Procurement risks don’t trump all other risks in the organisation. Ensure that you are regularly speaking to stakeholders across different departments to understand their risks as well.
3) When thinking about suppliers, don’t always think of a stick
The thought that suppliers are a necessary evil is old school – and certainly not the case today. Suppliers bring a whole host of advantages. For example, they allow you to focus on your core competencies.
Moreover, on balance, a specialist supplier of ERP technology will be able to attract higher quality talent than an organisation whose core business might be engineering and construction.
It can certainly be tempting to think of building all competency in-house. However, from the perspective of the employee you are targeting, you will not be the most appealing employer out there. Sorry to break it to you!
The simple reason for that is that a high-calibre technology professional might see a career path if joining a tech hub, but they may not see anything beyond the current assignment in joining your organisation.
Remember that suppliers need to be incentivised to deliver their best to you. Although suppliers rarely refuse work even if you beat them very often, you may be missing out on them turning up their A-team or going that extra mile – unless they feel valued. Essentially, treat others how you would want to be treated.
The best way to think of supplier personnel is that they are an extended workforce who don’t have to be afforded employment rights.
In our blog post, Why You Should Avoid Rushing Your Procurements, we explore why procurements are rushed and the impact it incurs on major programmes.
Suppliers offer tremendous value to the procurement department. Nonetheless, to get the best work out of them they must feel valued and respected.
4) Don’t be penny wise and pound foolish

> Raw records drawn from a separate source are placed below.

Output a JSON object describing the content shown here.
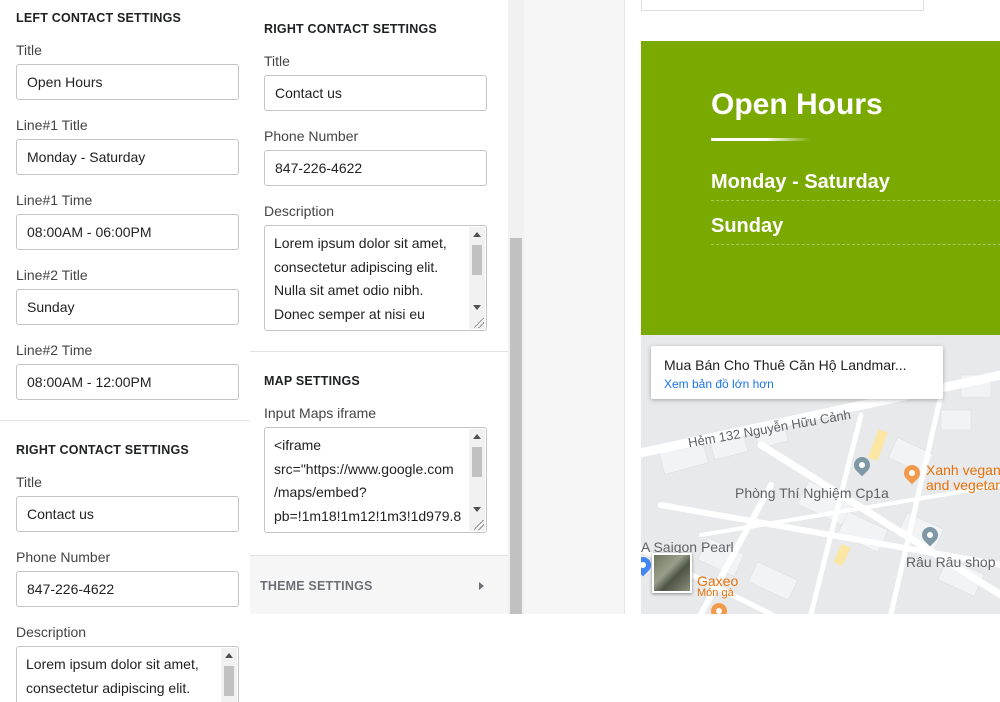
{
  "left_contact": {
    "heading": "LEFT CONTACT SETTINGS",
    "title_label": "Title",
    "title_value": "Open Hours",
    "line1_title_label": "Line#1 Title",
    "line1_title_value": "Monday - Saturday",
    "line1_time_label": "Line#1 Time",
    "line1_time_value": "08:00AM - 06:00PM",
    "line2_title_label": "Line#2 Title",
    "line2_title_value": "Sunday",
    "line2_time_label": "Line#2 Time",
    "line2_time_value": "08:00AM - 12:00PM"
  },
  "right_contact_left": {
    "heading": "RIGHT CONTACT SETTINGS",
    "title_label": "Title",
    "title_value": "Contact us",
    "phone_label": "Phone Number",
    "phone_value": "847-226-4622",
    "description_label": "Description",
    "description_value": "Lorem ipsum dolor sit amet,\nconsectetur adipiscing elit."
  },
  "right_contact_mid": {
    "heading": "RIGHT CONTACT SETTINGS",
    "title_label": "Title",
    "title_value": "Contact us",
    "phone_label": "Phone Number",
    "phone_value": "847-226-4622",
    "description_label": "Description",
    "description_value": "Lorem ipsum dolor sit amet,\nconsectetur adipiscing elit.\nNulla sit amet odio nibh.\nDonec semper at nisi eu"
  },
  "map_settings": {
    "heading": "MAP SETTINGS",
    "iframe_label": "Input Maps iframe",
    "iframe_value": "<iframe\nsrc=\"https://www.google.com\n/maps/embed?\npb=!1m18!1m12!1m3!1d979.8"
  },
  "theme_settings": {
    "label": "THEME SETTINGS",
    "icon": "chevron-right-icon"
  },
  "preview": {
    "hours_title": "Open Hours",
    "line1": "Monday - Saturday",
    "line2": "Sunday",
    "accent_color": "#7aa901",
    "map": {
      "place_name": "Mua Bán Cho Thuê Căn Hộ Landmar...",
      "larger_map_link": "Xem bản đồ lớn hơn",
      "street": "Hẻm 132 Nguyễn Hữu Cảnh",
      "poi_1": "Phòng Thí Nghiệm Cp1a",
      "poi_2_line1": "Xanh vegan",
      "poi_2_line2": "and vegetari",
      "poi_3": "Râu Râu shop",
      "poi_4": "A Saigon Pearl",
      "poi_5": "Gaxeo",
      "poi_5_sub": "Món gà",
      "link_color": "#1a73e8"
    }
  }
}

The biggest cost savings will usually come from turnkey productivity improvement programmes, say, for example, robotic process automation, that requires high levels of investment. Naturally, it also means increasing your level of spending on external suppliers to get many-fold benefits.
A ‘spend more to save more’ approach may seem counter-intuitive to us in procurement, but the opposite is short-sighted. If the only goals you accept from top brass of your organisation’s leadership is a quarterly or annual savings target, it goes to show that the top management does not see Procurement as strategic.
I remember being tasked once, to ask all suppliers in my remit to drop their prices by 20% because our profitability was low. This ended up being a futile exercise. Neither was our ‘Why’ compelling, nor was there anything in it for our suppliers to lower their prices.
The best prospect of achieving long-term savings is by working in collaboration with your business stakeholders to identify programmes that can be commissioned that take out substantial costs. Not only is this the best way of achieving savings, but this is also a sustainable practice. The approach of trying to shave a few pounds off suppliers’ day rates or asking for wholesale price reductions, is sadly only a finite game.
If you want to learn more about managing supplier relationships, head over and listen to our podcast episode Managing Supplier Relationships – The Benefits of a Healthy Relationship.
Investing in turnkey productivity improvement programmes will lead to the biggest cost savings in the long run.
Our survey confirmed what we already suspected – that procurement professionals aren’t perceived well by others in the organisation.
The 4 techniques we have listed will help others see procurement in a more positive light – improving collaboration and transforming the odds of digital transformation success.
At Mindful, we provide Commercial consultancy that is supportive of our client’s major programme objectives.
With our Virtual Commercial Services, we offer a cost-effective option wherein we pair up with your organisation’s designated Commercial Manager to transform your commercial service to programmes from good to great.